In a fiery address that opened the 2002 AAAS Annual Meeting in Boston, AAAS President Peter H. Raven admonished the United States and other wealthy nations to reach out to the poor and disenfranchised of the world, and to cut back on levels of consumption that are destroying the earth’s environment.
Referring to the terrorist attacks on 11 September, Raven noted the importance of preventing acts of terrorism, but the overall goal, he said, "should be no less than the empowerment of individuals throughout the world, and the ultimate construction of a society in which people can live in peace and justice."
Raven’s talk began with a description of humanity’s destruction of the environment and the resulting loss of biodiversity. He pointed to fields that can no longer sustain billions of cattle, sheep and goats; to fisheries that no longer produce many fish; to grain yields that are no longer enough to meet the demand; and habitats that explode with alien plants and animals, causing great devastation.
"The world has been converted in an instant of time from a wild, natural one to one in which human beings are consuming, wasting, or diverting an estimated 45 percent of total net biological productivity on land and using more than half the renewable fresh water."
The environmental damage affects human beings as well, Raven said, pointing to the world’s failure to properly feed the 700,000 million people who are malnourished and the 14 million children who die of starvation every year.
Raven reserved his sternest criticism for the United States. With only 4.5 percent of the earth’s population, he said, "we control 25 percent of the world’s wealth and produce 25-30 percent of the world’s pollution…In the face of these relationships, it is remarkable that the United States, the richest nation that has ever existed on the face of the earth, is the lowest donor of international development assistance on a per capita basis of any industrialized nation."
Raven envisions a crucial role for science and technology in addressing the social and economic ills he described in his talk, but not only for what they can do in a tangible economic sense. He said that scientists and engineers should work to increase the number of scientists worldwide; to share the benefits of science and technology with poor countries; to work to make citizens of all countries more knowledgeable about science. Most important, Raven added, "is the development of a culture of science throughout the world."

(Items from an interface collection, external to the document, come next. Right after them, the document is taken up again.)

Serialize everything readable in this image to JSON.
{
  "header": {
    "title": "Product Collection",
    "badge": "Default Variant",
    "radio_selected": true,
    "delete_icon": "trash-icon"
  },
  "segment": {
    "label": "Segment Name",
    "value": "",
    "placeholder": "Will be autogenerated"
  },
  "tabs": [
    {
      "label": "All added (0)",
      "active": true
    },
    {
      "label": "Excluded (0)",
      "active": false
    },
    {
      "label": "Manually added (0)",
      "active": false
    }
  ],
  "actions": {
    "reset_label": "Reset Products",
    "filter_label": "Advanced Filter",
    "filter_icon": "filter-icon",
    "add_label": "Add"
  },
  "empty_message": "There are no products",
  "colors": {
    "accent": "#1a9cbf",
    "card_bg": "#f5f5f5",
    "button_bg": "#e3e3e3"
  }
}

Growing awareness among citizens in developed nations can influence how companies and governments do business, Raven said. "The people who are pursuing sustainability in a direct and personal way will hugely affect the shape of the world in the future."
As he considered a vision for the future, Raven cited President Franklin Roosevelt’s Four Freedoms – freedom of speech, freedom of religion, freedom from want, and freedom from fear. "Why do so few world leaders hold them to be of fundamental importance?" he asked, "when in fact our acceptance of them will set the shape of the world for centuries to come…"
Raven ended his talk with a call to AAAS members, "to dedicate ourselves to expanding our global leadership role on behalf of science and society. In our interconnected and challenging world, both the connections between the disciplines that are celebrated by our fellowship, and the global connections so evident in the fields of science and engineering are of extraordinary significance."
-- Coimbra Sirica